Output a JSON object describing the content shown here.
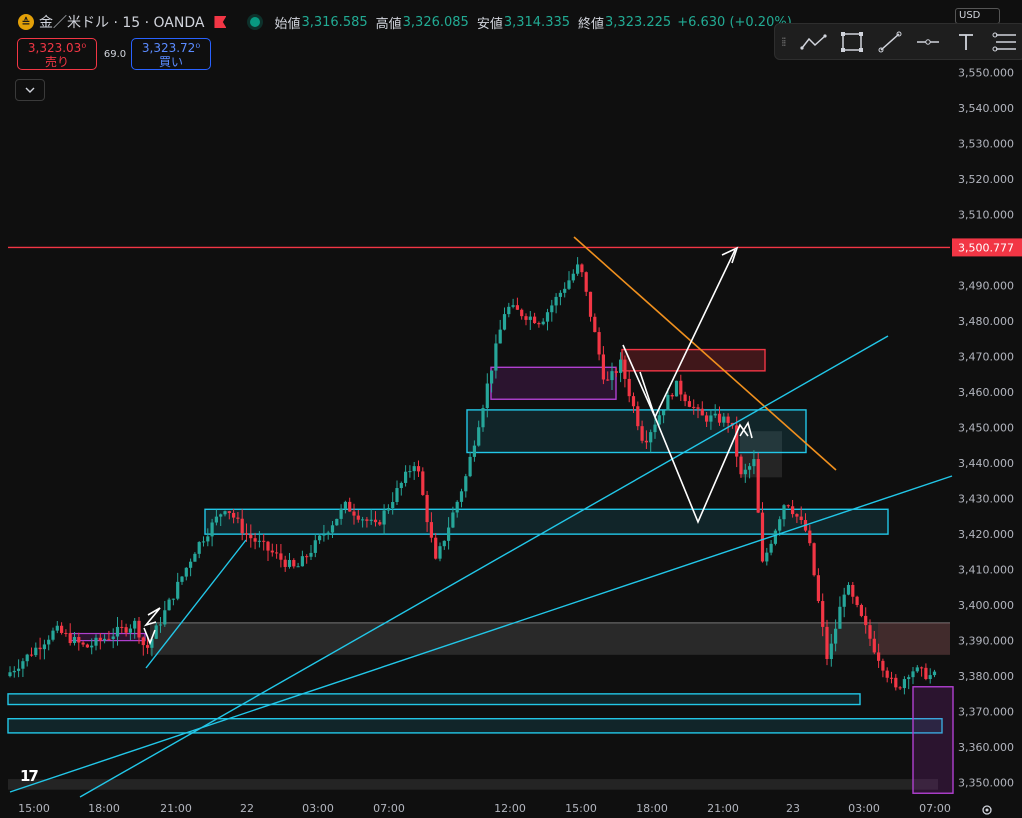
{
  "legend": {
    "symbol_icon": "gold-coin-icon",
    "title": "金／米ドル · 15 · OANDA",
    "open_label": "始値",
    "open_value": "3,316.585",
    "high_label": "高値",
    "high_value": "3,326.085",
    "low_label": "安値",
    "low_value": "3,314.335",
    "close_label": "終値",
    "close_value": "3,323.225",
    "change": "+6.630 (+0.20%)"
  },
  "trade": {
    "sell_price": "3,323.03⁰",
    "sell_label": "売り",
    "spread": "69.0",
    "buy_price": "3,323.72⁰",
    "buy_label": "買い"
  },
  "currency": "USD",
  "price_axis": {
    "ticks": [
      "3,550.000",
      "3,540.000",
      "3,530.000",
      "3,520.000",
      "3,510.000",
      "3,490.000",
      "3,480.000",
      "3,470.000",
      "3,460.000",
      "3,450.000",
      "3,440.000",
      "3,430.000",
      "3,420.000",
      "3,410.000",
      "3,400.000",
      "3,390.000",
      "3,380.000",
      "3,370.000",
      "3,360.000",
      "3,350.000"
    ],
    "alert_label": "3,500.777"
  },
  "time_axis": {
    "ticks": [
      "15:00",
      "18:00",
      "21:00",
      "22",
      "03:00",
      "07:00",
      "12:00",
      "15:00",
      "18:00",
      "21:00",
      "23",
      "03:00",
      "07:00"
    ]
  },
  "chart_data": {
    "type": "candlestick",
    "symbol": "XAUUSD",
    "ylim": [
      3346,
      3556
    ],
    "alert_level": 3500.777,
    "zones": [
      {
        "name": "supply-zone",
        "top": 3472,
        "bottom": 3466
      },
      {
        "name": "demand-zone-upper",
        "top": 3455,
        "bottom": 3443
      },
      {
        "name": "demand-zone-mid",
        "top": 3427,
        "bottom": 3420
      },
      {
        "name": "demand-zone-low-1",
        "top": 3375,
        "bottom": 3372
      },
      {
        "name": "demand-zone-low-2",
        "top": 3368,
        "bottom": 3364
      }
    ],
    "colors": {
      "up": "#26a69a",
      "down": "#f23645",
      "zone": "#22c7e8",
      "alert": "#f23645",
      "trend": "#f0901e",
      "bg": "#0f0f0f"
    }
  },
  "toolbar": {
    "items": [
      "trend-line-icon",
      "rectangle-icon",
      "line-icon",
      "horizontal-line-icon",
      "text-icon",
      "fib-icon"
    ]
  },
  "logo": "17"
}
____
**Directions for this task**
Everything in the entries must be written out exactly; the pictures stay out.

**Task solution**
Output a JSON object describing the content shown here.
{
  "legend": {
    "symbol_icon": "gold-coin-icon",
    "title": "金／米ドル · 15 · OANDA",
    "open_label": "始値",
    "open_value": "3,316.585",
    "high_label": "高値",
    "high_value": "3,326.085",
    "low_label": "安値",
    "low_value": "3,314.335",
    "close_label": "終値",
    "close_value": "3,323.225",
    "change": "+6.630 (+0.20%)"
  },
  "trade": {
    "sell_price": "3,323.03⁰",
    "sell_label": "売り",
    "spread": "69.0",
    "buy_price": "3,323.72⁰",
    "buy_label": "買い"
  },
  "currency": "USD",
  "price_axis": {
    "ticks": [
      "3,550.000",
      "3,540.000",
      "3,530.000",
      "3,520.000",
      "3,510.000",
      "3,490.000",
      "3,480.000",
      "3,470.000",
      "3,460.000",
      "3,450.000",
      "3,440.000",
      "3,430.000",
      "3,420.000",
      "3,410.000",
      "3,400.000",
      "3,390.000",
      "3,380.000",
      "3,370.000",
      "3,360.000",
      "3,350.000"
    ],
    "alert_label": "3,500.777"
  },
  "time_axis": {
    "ticks": [
      "15:00",
      "18:00",
      "21:00",
      "22",
      "03:00",
      "07:00",
      "12:00",
      "15:00",
      "18:00",
      "21:00",
      "23",
      "03:00",
      "07:00"
    ]
  },
  "chart_data": {
    "type": "candlestick",
    "symbol": "XAUUSD",
    "ylim": [
      3346,
      3556
    ],
    "alert_level": 3500.777,
    "zones": [
      {
        "name": "supply-zone",
        "top": 3472,
        "bottom": 3466
      },
      {
        "name": "demand-zone-upper",
        "top": 3455,
        "bottom": 3443
      },
      {
        "name": "demand-zone-mid",
        "top": 3427,
        "bottom": 3420
      },
      {
        "name": "demand-zone-low-1",
        "top": 3375,
        "bottom": 3372
      },
      {
        "name": "demand-zone-low-2",
        "top": 3368,
        "bottom": 3364
      }
    ],
    "colors": {
      "up": "#26a69a",
      "down": "#f23645",
      "zone": "#22c7e8",
      "alert": "#f23645",
      "trend": "#f0901e",
      "bg": "#0f0f0f"
    }
  },
  "toolbar": {
    "items": [
      "trend-line-icon",
      "rectangle-icon",
      "line-icon",
      "horizontal-line-icon",
      "text-icon",
      "fib-icon"
    ]
  },
  "logo": "17"
}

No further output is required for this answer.